Could you filter the material and copy every line where the word "Section" occurs?

--- Raw data ---
* * * * * * *

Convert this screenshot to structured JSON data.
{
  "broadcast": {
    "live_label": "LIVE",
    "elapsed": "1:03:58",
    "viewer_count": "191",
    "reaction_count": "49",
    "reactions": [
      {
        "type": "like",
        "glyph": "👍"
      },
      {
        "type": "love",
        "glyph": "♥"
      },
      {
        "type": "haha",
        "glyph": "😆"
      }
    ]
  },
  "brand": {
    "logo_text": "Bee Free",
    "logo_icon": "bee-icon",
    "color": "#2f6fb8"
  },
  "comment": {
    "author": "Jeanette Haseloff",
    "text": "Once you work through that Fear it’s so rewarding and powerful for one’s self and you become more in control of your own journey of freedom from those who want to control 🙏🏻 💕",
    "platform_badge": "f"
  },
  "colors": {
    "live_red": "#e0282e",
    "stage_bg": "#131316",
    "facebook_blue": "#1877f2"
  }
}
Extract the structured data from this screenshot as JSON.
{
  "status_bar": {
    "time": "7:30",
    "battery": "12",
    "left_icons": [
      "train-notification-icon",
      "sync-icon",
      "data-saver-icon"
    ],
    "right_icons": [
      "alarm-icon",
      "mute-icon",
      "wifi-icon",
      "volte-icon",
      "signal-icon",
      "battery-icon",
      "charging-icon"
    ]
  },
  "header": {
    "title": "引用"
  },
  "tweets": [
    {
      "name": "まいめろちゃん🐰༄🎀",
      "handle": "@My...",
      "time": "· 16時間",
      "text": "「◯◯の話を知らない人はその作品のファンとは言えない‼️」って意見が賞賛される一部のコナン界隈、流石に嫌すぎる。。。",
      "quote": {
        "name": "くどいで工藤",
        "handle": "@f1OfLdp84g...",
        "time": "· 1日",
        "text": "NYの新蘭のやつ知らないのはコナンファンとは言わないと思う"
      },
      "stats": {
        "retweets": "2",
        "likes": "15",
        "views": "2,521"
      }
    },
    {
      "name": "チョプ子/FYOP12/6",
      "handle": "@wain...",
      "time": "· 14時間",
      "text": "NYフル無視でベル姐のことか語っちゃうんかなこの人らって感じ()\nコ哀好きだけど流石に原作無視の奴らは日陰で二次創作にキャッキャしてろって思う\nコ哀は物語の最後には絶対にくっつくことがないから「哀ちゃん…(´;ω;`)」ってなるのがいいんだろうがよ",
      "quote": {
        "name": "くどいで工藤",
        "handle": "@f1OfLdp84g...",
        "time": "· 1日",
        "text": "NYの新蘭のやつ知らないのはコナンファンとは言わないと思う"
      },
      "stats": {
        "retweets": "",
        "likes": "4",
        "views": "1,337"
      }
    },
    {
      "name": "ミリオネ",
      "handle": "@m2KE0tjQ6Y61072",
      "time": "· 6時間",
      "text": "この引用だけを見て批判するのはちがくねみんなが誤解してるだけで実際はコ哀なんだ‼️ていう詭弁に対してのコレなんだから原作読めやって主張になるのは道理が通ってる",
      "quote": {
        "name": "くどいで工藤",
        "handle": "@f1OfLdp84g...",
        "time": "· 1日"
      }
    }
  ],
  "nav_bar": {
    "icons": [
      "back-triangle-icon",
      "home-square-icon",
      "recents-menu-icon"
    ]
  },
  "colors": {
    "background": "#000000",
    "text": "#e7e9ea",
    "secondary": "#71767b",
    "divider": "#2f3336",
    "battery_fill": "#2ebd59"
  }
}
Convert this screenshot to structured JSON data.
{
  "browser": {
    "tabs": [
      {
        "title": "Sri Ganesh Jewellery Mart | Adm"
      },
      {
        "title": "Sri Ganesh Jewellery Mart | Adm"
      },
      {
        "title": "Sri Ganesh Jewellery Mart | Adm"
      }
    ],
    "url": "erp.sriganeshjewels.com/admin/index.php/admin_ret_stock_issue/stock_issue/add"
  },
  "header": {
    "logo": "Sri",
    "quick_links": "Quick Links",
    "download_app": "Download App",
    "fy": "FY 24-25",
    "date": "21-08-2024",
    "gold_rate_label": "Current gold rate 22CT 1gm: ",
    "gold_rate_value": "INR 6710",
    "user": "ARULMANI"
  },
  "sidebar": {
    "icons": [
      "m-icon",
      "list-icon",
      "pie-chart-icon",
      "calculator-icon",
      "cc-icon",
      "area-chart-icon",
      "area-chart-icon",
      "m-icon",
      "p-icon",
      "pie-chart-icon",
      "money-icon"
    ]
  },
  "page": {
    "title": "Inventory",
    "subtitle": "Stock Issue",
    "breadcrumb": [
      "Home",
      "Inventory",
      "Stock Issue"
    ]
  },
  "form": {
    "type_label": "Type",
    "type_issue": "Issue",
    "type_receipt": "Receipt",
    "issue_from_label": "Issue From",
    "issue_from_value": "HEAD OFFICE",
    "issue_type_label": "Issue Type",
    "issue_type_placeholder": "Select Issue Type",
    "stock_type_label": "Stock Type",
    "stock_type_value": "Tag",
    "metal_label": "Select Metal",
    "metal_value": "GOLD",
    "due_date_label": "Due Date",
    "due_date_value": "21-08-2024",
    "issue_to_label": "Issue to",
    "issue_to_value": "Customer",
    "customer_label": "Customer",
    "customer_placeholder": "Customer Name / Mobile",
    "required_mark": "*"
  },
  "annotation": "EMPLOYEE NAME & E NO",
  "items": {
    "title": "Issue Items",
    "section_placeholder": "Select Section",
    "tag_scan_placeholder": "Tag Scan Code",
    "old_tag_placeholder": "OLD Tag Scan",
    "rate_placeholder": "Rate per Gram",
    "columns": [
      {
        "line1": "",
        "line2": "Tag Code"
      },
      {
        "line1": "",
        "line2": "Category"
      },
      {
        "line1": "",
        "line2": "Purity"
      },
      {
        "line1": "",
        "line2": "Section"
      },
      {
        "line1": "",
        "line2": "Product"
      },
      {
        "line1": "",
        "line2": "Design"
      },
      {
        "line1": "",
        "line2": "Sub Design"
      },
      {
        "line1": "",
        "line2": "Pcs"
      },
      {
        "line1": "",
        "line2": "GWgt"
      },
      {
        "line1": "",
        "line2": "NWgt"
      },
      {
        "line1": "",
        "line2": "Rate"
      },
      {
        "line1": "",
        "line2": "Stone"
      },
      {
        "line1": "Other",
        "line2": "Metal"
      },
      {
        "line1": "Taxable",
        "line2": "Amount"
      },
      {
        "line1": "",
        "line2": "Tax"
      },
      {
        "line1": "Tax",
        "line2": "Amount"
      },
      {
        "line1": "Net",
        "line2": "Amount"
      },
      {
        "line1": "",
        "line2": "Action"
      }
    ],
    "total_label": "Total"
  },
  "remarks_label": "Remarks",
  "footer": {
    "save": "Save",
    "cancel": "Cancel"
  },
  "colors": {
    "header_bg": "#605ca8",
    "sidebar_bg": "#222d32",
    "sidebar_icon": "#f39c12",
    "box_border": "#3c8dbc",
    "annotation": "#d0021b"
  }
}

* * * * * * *

--- Answer to this task ---
    "section_placeholder": "Select Section",
        "line2": "Section"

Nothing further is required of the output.